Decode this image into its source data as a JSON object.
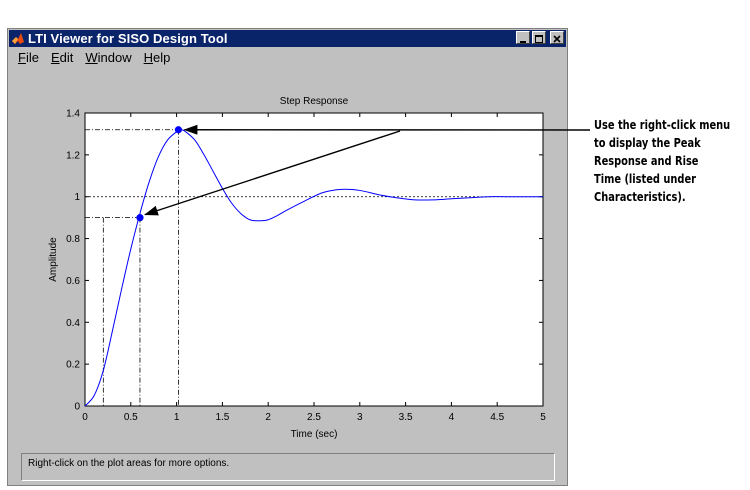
{
  "window": {
    "title": "LTI Viewer for SISO Design Tool",
    "buttons": [
      "minimize",
      "maximize",
      "close"
    ]
  },
  "menubar": {
    "items": [
      {
        "label": "File",
        "mnemonic": "F",
        "rest": "ile"
      },
      {
        "label": "Edit",
        "mnemonic": "E",
        "rest": "dit"
      },
      {
        "label": "Window",
        "mnemonic": "W",
        "rest": "indow"
      },
      {
        "label": "Help",
        "mnemonic": "H",
        "rest": "elp"
      }
    ]
  },
  "status": {
    "text": "Right-click on the plot areas for more options."
  },
  "annotation": {
    "lines": [
      "Use the right-click menu",
      "to display the Peak",
      "Response and Rise",
      "Time (listed under",
      "Characteristics)."
    ]
  },
  "chart_data": {
    "type": "line",
    "title": "Step Response",
    "xlabel": "Time (sec)",
    "ylabel": "Amplitude",
    "xlim": [
      0,
      5
    ],
    "ylim": [
      0,
      1.4
    ],
    "xticks": [
      "0",
      "0.5",
      "1",
      "1.5",
      "2",
      "2.5",
      "3",
      "3.5",
      "4",
      "4.5",
      "5"
    ],
    "yticks": [
      "0",
      "0.2",
      "0.4",
      "0.6",
      "0.8",
      "1",
      "1.2",
      "1.4"
    ],
    "steady_state": 1.0,
    "series": [
      {
        "color": "#0000ff",
        "x": [
          0,
          0.1,
          0.2,
          0.3,
          0.4,
          0.5,
          0.6,
          0.7,
          0.8,
          0.9,
          1.0,
          1.05,
          1.1,
          1.2,
          1.3,
          1.4,
          1.5,
          1.6,
          1.7,
          1.8,
          1.9,
          2.0,
          2.1,
          2.2,
          2.4,
          2.6,
          2.8,
          3.0,
          3.2,
          3.4,
          3.6,
          3.8,
          4.0,
          4.2,
          4.4,
          4.6,
          4.8,
          5.0
        ],
        "y": [
          0,
          0.05,
          0.17,
          0.36,
          0.56,
          0.75,
          0.92,
          1.07,
          1.19,
          1.27,
          1.31,
          1.32,
          1.31,
          1.27,
          1.2,
          1.12,
          1.04,
          0.97,
          0.92,
          0.89,
          0.885,
          0.89,
          0.91,
          0.935,
          0.98,
          1.02,
          1.035,
          1.03,
          1.01,
          0.995,
          0.985,
          0.985,
          0.99,
          0.995,
          1.0,
          1.0,
          1.0,
          1.0
        ]
      }
    ],
    "characteristics": {
      "peak": {
        "time": 1.02,
        "amplitude": 1.32
      },
      "rise": {
        "time_start": 0.2,
        "time_end": 0.6,
        "amplitude": 0.9
      }
    },
    "grid": false
  }
}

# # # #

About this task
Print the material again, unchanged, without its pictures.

Exercise answer
Decode this image into its source data as a JSON object.
{
  "window": {
    "title": "LTI Viewer for SISO Design Tool",
    "buttons": [
      "minimize",
      "maximize",
      "close"
    ]
  },
  "menubar": {
    "items": [
      {
        "label": "File",
        "mnemonic": "F",
        "rest": "ile"
      },
      {
        "label": "Edit",
        "mnemonic": "E",
        "rest": "dit"
      },
      {
        "label": "Window",
        "mnemonic": "W",
        "rest": "indow"
      },
      {
        "label": "Help",
        "mnemonic": "H",
        "rest": "elp"
      }
    ]
  },
  "status": {
    "text": "Right-click on the plot areas for more options."
  },
  "annotation": {
    "lines": [
      "Use the right-click menu",
      "to display the Peak",
      "Response and Rise",
      "Time (listed under",
      "Characteristics)."
    ]
  },
  "chart_data": {
    "type": "line",
    "title": "Step Response",
    "xlabel": "Time (sec)",
    "ylabel": "Amplitude",
    "xlim": [
      0,
      5
    ],
    "ylim": [
      0,
      1.4
    ],
    "xticks": [
      "0",
      "0.5",
      "1",
      "1.5",
      "2",
      "2.5",
      "3",
      "3.5",
      "4",
      "4.5",
      "5"
    ],
    "yticks": [
      "0",
      "0.2",
      "0.4",
      "0.6",
      "0.8",
      "1",
      "1.2",
      "1.4"
    ],
    "steady_state": 1.0,
    "series": [
      {
        "color": "#0000ff",
        "x": [
          0,
          0.1,
          0.2,
          0.3,
          0.4,
          0.5,
          0.6,
          0.7,
          0.8,
          0.9,
          1.0,
          1.05,
          1.1,
          1.2,
          1.3,
          1.4,
          1.5,
          1.6,
          1.7,
          1.8,
          1.9,
          2.0,
          2.1,
          2.2,
          2.4,
          2.6,
          2.8,
          3.0,
          3.2,
          3.4,
          3.6,
          3.8,
          4.0,
          4.2,
          4.4,
          4.6,
          4.8,
          5.0
        ],
        "y": [
          0,
          0.05,
          0.17,
          0.36,
          0.56,
          0.75,
          0.92,
          1.07,
          1.19,
          1.27,
          1.31,
          1.32,
          1.31,
          1.27,
          1.2,
          1.12,
          1.04,
          0.97,
          0.92,
          0.89,
          0.885,
          0.89,
          0.91,
          0.935,
          0.98,
          1.02,
          1.035,
          1.03,
          1.01,
          0.995,
          0.985,
          0.985,
          0.99,
          0.995,
          1.0,
          1.0,
          1.0,
          1.0
        ]
      }
    ],
    "characteristics": {
      "peak": {
        "time": 1.02,
        "amplitude": 1.32
      },
      "rise": {
        "time_start": 0.2,
        "time_end": 0.6,
        "amplitude": 0.9
      }
    },
    "grid": false
  }
}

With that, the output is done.